Smoking Patterns and COVID-19: Evidence from Pakistan

COVID-19 pandemic, considered as a major health challenge in the world, has  led  to deaths, business  closures,  loss  of  income  and livelihoods, a  rise  in  mental  distress and an inevitable impact  on  health behaviours.

As COVID-19 is a respiratory disease lot of speculations do arise in the minds of the smokers regarding their susceptibility to get the disease due to their smoking habits. Assessing  these changes is  essential  for low and  middle income  countries where  the  vast majority  of  tobacco  users  live  but  cessation  support  is  still  rudimentary.

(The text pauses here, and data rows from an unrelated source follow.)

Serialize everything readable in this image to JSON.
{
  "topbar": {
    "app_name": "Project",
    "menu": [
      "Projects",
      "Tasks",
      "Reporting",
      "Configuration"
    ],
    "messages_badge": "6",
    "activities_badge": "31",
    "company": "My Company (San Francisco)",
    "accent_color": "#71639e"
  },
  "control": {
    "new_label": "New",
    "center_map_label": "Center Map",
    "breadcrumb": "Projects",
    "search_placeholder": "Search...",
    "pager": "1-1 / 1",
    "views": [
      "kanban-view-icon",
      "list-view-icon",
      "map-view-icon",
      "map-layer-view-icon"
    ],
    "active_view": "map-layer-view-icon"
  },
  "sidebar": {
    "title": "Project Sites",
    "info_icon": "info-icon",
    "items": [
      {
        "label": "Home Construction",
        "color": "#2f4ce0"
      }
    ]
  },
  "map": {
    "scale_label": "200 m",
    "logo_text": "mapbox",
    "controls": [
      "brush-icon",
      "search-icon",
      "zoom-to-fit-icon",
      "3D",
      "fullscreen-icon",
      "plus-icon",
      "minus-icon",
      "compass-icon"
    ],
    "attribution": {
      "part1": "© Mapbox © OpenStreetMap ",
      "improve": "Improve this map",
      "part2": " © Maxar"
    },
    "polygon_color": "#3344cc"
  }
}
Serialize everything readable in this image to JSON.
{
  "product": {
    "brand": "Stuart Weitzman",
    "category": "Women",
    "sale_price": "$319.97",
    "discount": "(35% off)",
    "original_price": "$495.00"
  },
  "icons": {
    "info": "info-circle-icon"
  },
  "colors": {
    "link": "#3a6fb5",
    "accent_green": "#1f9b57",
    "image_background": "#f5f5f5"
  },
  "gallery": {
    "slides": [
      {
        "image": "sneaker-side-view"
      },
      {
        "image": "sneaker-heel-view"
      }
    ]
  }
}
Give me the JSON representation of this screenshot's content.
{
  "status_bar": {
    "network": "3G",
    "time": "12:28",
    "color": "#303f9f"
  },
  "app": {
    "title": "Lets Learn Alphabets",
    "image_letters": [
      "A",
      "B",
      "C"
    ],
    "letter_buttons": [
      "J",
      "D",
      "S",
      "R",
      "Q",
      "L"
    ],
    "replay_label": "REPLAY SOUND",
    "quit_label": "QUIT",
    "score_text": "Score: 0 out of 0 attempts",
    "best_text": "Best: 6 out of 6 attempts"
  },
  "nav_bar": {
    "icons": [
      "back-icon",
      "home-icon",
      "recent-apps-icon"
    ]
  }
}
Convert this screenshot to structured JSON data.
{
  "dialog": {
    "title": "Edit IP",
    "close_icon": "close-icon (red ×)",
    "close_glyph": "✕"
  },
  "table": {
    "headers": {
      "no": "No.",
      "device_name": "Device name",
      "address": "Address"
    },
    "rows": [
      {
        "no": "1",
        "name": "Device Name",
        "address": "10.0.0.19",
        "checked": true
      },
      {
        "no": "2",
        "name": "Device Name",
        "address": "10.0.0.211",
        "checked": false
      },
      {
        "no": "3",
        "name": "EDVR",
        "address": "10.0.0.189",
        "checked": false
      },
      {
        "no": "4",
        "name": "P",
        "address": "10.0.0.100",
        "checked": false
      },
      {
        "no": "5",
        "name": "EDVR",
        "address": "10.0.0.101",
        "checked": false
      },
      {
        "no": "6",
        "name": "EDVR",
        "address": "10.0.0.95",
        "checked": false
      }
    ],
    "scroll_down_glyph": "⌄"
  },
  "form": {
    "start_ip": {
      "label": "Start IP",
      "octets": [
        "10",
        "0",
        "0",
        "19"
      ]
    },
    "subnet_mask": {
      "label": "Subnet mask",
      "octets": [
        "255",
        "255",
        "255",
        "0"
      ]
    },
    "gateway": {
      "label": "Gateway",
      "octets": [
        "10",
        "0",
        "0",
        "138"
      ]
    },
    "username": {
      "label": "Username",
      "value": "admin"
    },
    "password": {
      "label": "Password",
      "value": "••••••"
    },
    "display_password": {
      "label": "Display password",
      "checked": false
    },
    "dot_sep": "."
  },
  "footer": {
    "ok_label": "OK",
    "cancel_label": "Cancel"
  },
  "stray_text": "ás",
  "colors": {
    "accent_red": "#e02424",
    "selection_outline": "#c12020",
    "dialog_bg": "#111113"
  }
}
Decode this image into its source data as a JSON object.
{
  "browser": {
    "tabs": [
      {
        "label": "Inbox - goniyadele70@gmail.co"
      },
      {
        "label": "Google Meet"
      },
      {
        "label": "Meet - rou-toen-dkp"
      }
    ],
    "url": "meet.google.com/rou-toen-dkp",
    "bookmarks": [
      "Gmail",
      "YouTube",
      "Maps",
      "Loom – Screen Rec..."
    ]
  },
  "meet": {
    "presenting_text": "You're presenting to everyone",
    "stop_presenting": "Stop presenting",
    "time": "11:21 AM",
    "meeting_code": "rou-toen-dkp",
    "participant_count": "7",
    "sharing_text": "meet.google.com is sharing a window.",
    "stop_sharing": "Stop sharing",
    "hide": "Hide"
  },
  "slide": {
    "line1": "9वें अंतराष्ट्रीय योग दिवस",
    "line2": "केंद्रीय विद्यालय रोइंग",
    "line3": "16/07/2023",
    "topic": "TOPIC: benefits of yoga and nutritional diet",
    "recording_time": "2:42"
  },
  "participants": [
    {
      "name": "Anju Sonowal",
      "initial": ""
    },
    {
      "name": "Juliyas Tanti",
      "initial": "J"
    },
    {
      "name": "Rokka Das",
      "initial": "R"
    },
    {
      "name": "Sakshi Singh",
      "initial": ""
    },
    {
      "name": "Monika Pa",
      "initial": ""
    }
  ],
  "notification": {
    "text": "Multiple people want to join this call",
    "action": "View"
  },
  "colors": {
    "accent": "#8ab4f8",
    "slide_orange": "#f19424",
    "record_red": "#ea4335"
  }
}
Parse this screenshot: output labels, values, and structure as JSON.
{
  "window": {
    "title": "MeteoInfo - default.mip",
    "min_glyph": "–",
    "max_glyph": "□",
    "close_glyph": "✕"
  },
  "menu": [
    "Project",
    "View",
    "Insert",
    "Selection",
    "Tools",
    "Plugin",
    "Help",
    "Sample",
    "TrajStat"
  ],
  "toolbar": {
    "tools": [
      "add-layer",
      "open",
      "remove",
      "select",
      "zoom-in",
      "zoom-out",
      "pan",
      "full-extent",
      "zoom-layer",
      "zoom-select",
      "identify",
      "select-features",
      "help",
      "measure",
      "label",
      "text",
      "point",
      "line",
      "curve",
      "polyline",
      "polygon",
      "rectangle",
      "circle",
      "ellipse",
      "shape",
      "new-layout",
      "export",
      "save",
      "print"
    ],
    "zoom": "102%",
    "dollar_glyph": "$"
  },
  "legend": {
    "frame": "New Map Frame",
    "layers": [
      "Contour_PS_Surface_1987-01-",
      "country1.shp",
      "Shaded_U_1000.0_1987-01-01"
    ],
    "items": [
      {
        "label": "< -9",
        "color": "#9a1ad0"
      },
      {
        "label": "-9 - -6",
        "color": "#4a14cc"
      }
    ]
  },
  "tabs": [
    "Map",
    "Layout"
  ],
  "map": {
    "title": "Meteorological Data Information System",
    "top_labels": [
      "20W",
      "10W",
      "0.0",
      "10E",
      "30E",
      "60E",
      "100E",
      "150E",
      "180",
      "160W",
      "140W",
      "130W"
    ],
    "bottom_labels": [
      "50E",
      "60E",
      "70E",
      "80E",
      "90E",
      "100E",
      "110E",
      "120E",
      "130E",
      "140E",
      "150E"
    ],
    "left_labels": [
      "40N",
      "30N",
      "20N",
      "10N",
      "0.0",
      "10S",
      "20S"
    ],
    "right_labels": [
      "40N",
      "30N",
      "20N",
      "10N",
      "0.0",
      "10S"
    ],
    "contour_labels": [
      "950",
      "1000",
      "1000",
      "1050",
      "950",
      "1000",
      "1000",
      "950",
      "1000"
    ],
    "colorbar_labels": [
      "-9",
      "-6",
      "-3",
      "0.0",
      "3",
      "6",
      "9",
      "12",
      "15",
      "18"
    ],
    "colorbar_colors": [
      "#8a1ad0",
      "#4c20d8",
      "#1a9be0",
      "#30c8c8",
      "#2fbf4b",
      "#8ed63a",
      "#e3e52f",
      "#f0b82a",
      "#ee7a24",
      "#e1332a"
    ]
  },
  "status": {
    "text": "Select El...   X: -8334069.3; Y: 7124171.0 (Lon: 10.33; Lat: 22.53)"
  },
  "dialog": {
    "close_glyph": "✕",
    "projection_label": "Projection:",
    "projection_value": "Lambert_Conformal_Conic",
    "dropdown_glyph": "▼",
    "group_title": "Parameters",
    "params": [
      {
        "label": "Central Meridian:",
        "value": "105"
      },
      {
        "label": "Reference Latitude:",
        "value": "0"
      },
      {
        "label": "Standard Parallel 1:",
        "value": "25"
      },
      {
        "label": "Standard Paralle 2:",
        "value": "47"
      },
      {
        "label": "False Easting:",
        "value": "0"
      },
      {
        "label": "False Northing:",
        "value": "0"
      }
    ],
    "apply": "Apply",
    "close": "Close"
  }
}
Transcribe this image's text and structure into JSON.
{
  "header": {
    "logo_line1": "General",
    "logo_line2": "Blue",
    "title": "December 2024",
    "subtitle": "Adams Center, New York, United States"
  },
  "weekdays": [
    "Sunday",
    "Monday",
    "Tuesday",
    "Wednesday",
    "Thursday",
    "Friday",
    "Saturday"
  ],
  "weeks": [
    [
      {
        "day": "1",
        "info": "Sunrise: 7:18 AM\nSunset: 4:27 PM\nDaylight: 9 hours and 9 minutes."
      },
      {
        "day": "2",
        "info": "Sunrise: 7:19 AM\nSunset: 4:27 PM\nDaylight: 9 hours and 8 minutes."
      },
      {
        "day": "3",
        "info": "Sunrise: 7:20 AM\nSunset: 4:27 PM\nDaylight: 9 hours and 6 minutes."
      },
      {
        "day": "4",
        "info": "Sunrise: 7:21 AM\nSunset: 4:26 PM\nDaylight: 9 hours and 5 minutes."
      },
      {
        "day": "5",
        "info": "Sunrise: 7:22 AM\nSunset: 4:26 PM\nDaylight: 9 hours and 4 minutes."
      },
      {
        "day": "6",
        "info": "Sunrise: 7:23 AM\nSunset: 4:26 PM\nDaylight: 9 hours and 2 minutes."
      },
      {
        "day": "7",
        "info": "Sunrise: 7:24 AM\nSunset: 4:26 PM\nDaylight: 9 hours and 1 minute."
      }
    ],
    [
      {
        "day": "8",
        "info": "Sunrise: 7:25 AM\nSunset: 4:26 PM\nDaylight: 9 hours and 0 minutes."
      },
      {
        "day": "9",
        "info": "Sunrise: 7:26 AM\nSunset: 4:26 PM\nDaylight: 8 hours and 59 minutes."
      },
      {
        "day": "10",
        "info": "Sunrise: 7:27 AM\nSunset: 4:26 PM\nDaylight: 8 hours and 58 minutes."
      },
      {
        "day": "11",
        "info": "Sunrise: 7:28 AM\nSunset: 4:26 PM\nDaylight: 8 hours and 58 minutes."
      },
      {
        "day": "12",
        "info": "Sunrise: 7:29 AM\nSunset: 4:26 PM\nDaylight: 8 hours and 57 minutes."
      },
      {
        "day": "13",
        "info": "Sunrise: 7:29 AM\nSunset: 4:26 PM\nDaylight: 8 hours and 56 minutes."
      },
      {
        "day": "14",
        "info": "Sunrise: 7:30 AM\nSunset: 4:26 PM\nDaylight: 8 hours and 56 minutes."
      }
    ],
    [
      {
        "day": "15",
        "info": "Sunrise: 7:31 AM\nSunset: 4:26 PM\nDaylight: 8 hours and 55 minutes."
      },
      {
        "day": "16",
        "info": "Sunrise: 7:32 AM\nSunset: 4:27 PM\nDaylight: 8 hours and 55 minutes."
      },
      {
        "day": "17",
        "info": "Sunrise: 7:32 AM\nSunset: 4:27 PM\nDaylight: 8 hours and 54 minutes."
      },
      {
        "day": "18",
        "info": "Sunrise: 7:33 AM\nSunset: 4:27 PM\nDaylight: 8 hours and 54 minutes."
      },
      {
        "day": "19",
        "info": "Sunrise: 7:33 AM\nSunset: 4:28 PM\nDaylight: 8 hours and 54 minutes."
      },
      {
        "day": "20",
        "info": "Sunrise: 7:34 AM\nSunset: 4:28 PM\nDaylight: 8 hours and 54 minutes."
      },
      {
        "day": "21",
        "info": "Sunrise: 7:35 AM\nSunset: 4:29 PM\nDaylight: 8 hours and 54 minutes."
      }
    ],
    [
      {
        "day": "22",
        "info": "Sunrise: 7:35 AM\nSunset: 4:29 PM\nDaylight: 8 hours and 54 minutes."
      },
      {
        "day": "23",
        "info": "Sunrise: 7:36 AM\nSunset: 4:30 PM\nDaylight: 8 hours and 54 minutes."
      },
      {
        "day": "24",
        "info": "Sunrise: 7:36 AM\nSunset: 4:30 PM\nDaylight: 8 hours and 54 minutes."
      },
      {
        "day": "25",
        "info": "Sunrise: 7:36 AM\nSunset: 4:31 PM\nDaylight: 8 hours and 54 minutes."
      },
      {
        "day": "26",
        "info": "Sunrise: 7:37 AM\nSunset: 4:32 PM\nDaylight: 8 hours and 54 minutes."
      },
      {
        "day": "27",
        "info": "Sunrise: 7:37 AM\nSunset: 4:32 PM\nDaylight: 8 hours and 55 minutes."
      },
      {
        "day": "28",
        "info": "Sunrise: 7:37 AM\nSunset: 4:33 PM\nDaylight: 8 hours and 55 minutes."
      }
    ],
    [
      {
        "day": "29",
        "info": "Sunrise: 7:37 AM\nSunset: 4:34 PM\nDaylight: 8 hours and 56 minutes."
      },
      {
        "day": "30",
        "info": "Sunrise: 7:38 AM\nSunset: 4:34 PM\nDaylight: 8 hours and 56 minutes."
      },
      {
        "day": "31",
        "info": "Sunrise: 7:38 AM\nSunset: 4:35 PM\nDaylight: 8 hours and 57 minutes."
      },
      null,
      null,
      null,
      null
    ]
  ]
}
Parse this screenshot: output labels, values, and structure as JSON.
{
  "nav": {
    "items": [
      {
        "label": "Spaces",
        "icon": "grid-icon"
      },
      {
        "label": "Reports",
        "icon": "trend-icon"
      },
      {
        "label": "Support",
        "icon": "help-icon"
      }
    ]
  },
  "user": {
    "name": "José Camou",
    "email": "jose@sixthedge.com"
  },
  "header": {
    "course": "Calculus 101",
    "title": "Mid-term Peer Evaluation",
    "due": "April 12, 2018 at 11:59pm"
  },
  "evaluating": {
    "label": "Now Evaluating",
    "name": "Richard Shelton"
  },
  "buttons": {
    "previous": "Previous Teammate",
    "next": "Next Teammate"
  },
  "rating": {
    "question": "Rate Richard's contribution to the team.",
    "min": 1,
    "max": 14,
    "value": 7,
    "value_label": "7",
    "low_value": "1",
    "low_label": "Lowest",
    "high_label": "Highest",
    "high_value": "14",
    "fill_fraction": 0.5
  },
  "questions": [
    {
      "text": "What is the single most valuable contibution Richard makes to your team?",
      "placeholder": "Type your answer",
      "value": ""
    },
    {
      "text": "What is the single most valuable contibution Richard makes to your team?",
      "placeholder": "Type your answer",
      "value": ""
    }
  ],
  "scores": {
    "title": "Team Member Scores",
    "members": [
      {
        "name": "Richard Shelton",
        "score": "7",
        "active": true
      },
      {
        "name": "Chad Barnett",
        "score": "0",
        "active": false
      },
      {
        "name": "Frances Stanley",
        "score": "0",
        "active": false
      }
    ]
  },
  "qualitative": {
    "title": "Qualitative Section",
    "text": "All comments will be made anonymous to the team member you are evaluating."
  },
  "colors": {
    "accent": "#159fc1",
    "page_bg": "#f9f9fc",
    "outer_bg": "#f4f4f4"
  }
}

In the light of this, a study done in Pakistan by Kamran Siddiqi,PhD et al, Affiliated to University of York, UK and The Initiative, Pakistan, has randomly recruited 2062 cigarette smokers and their change in patterns of smoking were observed throughout the pandemic period. The researchers found  bidirectional  changes  in  smoking  patterns, while majority of smokers reported either quitting or reduction of smoking, some reported an increase of smoking too.

Out of all the participants 14% smokers  reported  quitting and among  those  who  continued  smoking  68%  have reduced the smoking patterns. Apart from the potential  risks of smoking like high risk of infection,  hospitalization and mortality associated with COVID-19, lack of access,  affordability and opportunity  to  smoke during the lock down times have also affected the positive changes in their habits, especially among the smokers in low income category with a risk   to  lose  their jobs if they  continued  smoking during the pandemic times.

Out of those who continued smoking, 14% have maintained as per the pre-COVID era, 18% have increased  cigarette  use. Out of those who stopped smoking, 39% have  relapsed in  the  subsequent  months.  Mental  stress,  anxiety,  social  isolation during pandemic times and  lack  of  access  to  cessation  support were identified as the causative factors for the increased  consumption and relapses. The majority of them were financially  stable  than  the  rest  of  the  cohort.

More efficient smoking  cessation  treatments and interventions could  have  converted  these unusually  high  number  of  quit  attempts (including the later relapsed cases) observed  among  smokers  during  COVID-19  into  permanent  abstinence. Even  small  scale  changes  in  tobacco  use  consumed  by  over  a  billion people  worldwide,  could  lead  to  major  shifts  in  future  disease  burden.  More  importantly,  a  better understanding  of  the  magnitude  and  nature  of  such  behaviour  change  can  help  services  and policymakers  to  respond  in  an agile  and  effective  manner.

Offering  smoking  cessation  treatment by  implementing  Article  14  of  the  WHO  Framework  Convention  for  Tobacco  Control  should  become an  even  greater  priority  for  countries  like  Pakistan  where  millions  of  smokers  are  willing  to  quit  but have  little  access to  cessation  interventions.


Leave a reply

Your email address will not be published.